Nothing but the data below, returned exactly, should appear in the answer.
*****
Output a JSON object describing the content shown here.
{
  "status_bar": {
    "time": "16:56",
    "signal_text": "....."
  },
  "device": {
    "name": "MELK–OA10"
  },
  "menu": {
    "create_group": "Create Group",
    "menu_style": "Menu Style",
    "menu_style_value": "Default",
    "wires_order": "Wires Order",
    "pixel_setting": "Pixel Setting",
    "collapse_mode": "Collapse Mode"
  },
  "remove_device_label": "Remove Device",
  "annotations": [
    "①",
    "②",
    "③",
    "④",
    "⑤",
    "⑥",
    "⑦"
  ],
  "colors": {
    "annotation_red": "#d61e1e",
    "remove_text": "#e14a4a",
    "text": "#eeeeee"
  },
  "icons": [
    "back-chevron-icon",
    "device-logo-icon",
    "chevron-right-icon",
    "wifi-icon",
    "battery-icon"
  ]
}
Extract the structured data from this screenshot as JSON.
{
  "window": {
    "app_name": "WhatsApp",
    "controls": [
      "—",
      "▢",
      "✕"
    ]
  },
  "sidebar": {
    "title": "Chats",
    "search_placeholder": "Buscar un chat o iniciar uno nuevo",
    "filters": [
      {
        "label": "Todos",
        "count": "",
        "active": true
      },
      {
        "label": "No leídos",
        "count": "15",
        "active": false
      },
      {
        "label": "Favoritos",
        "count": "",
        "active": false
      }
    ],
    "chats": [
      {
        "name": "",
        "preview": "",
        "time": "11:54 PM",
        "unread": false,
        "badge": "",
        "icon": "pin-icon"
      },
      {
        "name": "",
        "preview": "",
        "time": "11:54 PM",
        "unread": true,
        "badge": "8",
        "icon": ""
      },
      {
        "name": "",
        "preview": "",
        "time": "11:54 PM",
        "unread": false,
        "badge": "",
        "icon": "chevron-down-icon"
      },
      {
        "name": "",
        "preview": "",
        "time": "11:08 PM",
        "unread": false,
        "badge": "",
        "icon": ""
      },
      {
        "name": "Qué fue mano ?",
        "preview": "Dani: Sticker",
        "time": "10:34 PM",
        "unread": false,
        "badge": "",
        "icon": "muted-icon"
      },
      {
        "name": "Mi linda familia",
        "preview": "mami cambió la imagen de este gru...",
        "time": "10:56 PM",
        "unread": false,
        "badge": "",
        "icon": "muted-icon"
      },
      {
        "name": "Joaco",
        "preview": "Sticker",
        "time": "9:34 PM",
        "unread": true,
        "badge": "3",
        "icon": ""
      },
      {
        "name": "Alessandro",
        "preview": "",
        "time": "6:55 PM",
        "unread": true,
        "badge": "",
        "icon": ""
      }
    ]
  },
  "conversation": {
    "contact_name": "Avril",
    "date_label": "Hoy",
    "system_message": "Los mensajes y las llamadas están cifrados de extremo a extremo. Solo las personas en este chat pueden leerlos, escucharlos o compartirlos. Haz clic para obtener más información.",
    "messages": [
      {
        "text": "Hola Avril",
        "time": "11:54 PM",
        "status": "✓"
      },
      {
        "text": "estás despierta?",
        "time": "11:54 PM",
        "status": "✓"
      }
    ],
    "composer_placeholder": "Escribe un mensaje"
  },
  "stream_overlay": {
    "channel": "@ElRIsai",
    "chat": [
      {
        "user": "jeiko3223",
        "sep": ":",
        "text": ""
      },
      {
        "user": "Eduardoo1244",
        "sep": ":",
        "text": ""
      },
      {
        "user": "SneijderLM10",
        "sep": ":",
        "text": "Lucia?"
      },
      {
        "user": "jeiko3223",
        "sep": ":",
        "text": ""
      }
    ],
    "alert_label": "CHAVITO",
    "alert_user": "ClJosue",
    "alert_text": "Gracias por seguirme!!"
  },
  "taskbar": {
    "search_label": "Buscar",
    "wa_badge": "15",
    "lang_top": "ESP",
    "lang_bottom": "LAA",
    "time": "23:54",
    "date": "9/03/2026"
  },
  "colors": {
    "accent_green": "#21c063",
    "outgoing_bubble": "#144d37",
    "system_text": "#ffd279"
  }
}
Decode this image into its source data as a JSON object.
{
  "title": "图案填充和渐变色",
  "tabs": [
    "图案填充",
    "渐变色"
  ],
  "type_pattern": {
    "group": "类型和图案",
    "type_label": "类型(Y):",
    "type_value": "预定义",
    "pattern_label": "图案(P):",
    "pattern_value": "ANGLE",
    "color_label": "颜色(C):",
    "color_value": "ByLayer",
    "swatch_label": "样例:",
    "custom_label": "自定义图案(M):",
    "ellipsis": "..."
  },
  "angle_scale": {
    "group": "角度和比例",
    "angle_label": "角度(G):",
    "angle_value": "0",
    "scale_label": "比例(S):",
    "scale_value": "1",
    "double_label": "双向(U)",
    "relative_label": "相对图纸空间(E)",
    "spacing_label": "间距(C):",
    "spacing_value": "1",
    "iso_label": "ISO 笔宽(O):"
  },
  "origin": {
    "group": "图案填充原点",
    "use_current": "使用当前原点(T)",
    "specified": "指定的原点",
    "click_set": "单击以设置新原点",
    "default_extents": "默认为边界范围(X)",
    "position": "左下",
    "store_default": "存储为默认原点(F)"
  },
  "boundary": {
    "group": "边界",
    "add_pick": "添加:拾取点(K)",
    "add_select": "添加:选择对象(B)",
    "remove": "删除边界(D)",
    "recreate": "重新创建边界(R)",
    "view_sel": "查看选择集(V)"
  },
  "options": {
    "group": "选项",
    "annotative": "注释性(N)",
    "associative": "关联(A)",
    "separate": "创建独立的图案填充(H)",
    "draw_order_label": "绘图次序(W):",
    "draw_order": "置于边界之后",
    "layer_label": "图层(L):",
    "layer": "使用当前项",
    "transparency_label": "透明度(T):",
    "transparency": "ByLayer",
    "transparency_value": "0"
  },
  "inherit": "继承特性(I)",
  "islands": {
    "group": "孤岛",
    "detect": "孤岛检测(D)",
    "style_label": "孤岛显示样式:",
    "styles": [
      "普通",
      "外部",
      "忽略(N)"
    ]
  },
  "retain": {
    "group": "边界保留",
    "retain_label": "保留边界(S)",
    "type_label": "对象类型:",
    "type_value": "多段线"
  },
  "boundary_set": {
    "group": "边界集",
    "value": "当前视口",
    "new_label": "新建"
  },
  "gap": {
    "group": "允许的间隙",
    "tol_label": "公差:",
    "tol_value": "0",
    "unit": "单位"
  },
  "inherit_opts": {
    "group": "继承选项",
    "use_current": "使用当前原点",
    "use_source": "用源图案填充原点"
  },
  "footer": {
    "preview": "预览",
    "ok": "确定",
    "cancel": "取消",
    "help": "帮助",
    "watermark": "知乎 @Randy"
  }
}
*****
■ Output for this task ■
Output a JSON object describing the content shown here.
{
  "status_bar": {
    "time": "16:56",
    "signal_text": "....."
  },
  "device": {
    "name": "MELK–OA10"
  },
  "menu": {
    "create_group": "Create Group",
    "menu_style": "Menu Style",
    "menu_style_value": "Default",
    "wires_order": "Wires Order",
    "pixel_setting": "Pixel Setting",
    "collapse_mode": "Collapse Mode"
  },
  "remove_device_label": "Remove Device",
  "annotations": [
    "①",
    "②",
    "③",
    "④",
    "⑤",
    "⑥",
    "⑦"
  ],
  "colors": {
    "annotation_red": "#d61e1e",
    "remove_text": "#e14a4a",
    "text": "#eeeeee"
  },
  "icons": [
    "back-chevron-icon",
    "device-logo-icon",
    "chevron-right-icon",
    "wifi-icon",
    "battery-icon"
  ]
}
Extract the structured data from this screenshot as JSON.
{
  "window": {
    "app_name": "WhatsApp",
    "controls": [
      "—",
      "▢",
      "✕"
    ]
  },
  "sidebar": {
    "title": "Chats",
    "search_placeholder": "Buscar un chat o iniciar uno nuevo",
    "filters": [
      {
        "label": "Todos",
        "count": "",
        "active": true
      },
      {
        "label": "No leídos",
        "count": "15",
        "active": false
      },
      {
        "label": "Favoritos",
        "count": "",
        "active": false
      }
    ],
    "chats": [
      {
        "name": "",
        "preview": "",
        "time": "11:54 PM",
        "unread": false,
        "badge": "",
        "icon": "pin-icon"
      },
      {
        "name": "",
        "preview": "",
        "time": "11:54 PM",
        "unread": true,
        "badge": "8",
        "icon": ""
      },
      {
        "name": "",
        "preview": "",
        "time": "11:54 PM",
        "unread": false,
        "badge": "",
        "icon": "chevron-down-icon"
      },
      {
        "name": "",
        "preview": "",
        "time": "11:08 PM",
        "unread": false,
        "badge": "",
        "icon": ""
      },
      {
        "name": "Qué fue mano ?",
        "preview": "Dani: Sticker",
        "time": "10:34 PM",
        "unread": false,
        "badge": "",
        "icon": "muted-icon"
      },
      {
        "name": "Mi linda familia",
        "preview": "mami cambió la imagen de este gru...",
        "time": "10:56 PM",
        "unread": false,
        "badge": "",
        "icon": "muted-icon"
      },
      {
        "name": "Joaco",
        "preview": "Sticker",
        "time": "9:34 PM",
        "unread": true,
        "badge": "3",
        "icon": ""
      },
      {
        "name": "Alessandro",
        "preview": "",
        "time": "6:55 PM",
        "unread": true,
        "badge": "",
        "icon": ""
      }
    ]
  },
  "conversation": {
    "contact_name": "Avril",
    "date_label": "Hoy",
    "system_message": "Los mensajes y las llamadas están cifrados de extremo a extremo. Solo las personas en este chat pueden leerlos, escucharlos o compartirlos. Haz clic para obtener más información.",
    "messages": [
      {
        "text": "Hola Avril",
        "time": "11:54 PM",
        "status": "✓"
      },
      {
        "text": "estás despierta?",
        "time": "11:54 PM",
        "status": "✓"
      }
    ],
    "composer_placeholder": "Escribe un mensaje"
  },
  "stream_overlay": {
    "channel": "@ElRIsai",
    "chat": [
      {
        "user": "jeiko3223",
        "sep": ":",
        "text": ""
      },
      {
        "user": "Eduardoo1244",
        "sep": ":",
        "text": ""
      },
      {
        "user": "SneijderLM10",
        "sep": ":",
        "text": "Lucia?"
      },
      {
        "user": "jeiko3223",
        "sep": ":",
        "text": ""
      }
    ],
    "alert_label": "CHAVITO",
    "alert_user": "ClJosue",
    "alert_text": "Gracias por seguirme!!"
  },
  "taskbar": {
    "search_label": "Buscar",
    "wa_badge": "15",
    "lang_top": "ESP",
    "lang_bottom": "LAA",
    "time": "23:54",
    "date": "9/03/2026"
  },
  "colors": {
    "accent_green": "#21c063",
    "outgoing_bubble": "#144d37",
    "system_text": "#ffd279"
  }
}
Decode this image into its source data as a JSON object.
{
  "title": "图案填充和渐变色",
  "tabs": [
    "图案填充",
    "渐变色"
  ],
  "type_pattern": {
    "group": "类型和图案",
    "type_label": "类型(Y):",
    "type_value": "预定义",
    "pattern_label": "图案(P):",
    "pattern_value": "ANGLE",
    "color_label": "颜色(C):",
    "color_value": "ByLayer",
    "swatch_label": "样例:",
    "custom_label": "自定义图案(M):",
    "ellipsis": "..."
  },
  "angle_scale": {
    "group": "角度和比例",
    "angle_label": "角度(G):",
    "angle_value": "0",
    "scale_label": "比例(S):",
    "scale_value": "1",
    "double_label": "双向(U)",
    "relative_label": "相对图纸空间(E)",
    "spacing_label": "间距(C):",
    "spacing_value": "1",
    "iso_label": "ISO 笔宽(O):"
  },
  "origin": {
    "group": "图案填充原点",
    "use_current": "使用当前原点(T)",
    "specified": "指定的原点",
    "click_set": "单击以设置新原点",
    "default_extents": "默认为边界范围(X)",
    "position": "左下",
    "store_default": "存储为默认原点(F)"
  },
  "boundary": {
    "group": "边界",
    "add_pick": "添加:拾取点(K)",
    "add_select": "添加:选择对象(B)",
    "remove": "删除边界(D)",
    "recreate": "重新创建边界(R)",
    "view_sel": "查看选择集(V)"
  },
  "options": {
    "group": "选项",
    "annotative": "注释性(N)",
    "associative": "关联(A)",
    "separate": "创建独立的图案填充(H)",
    "draw_order_label": "绘图次序(W):",
    "draw_order": "置于边界之后",
    "layer_label": "图层(L):",
    "layer": "使用当前项",
    "transparency_label": "透明度(T):",
    "transparency": "ByLayer",
    "transparency_value": "0"
  },
  "inherit": "继承特性(I)",
  "islands": {
    "group": "孤岛",
    "detect": "孤岛检测(D)",
    "style_label": "孤岛显示样式:",
    "styles": [
      "普通",
      "外部",
      "忽略(N)"
    ]
  },
  "retain": {
    "group": "边界保留",
    "retain_label": "保留边界(S)",
    "type_label": "对象类型:",
    "type_value": "多段线"
  },
  "boundary_set": {
    "group": "边界集",
    "value": "当前视口",
    "new_label": "新建"
  },
  "gap": {
    "group": "允许的间隙",
    "tol_label": "公差:",
    "tol_value": "0",
    "unit": "单位"
  },
  "inherit_opts": {
    "group": "继承选项",
    "use_current": "使用当前原点",
    "use_source": "用源图案填充原点"
  },
  "footer": {
    "preview": "预览",
    "ok": "确定",
    "cancel": "取消",
    "help": "帮助",
    "watermark": "知乎 @Randy"
  }
}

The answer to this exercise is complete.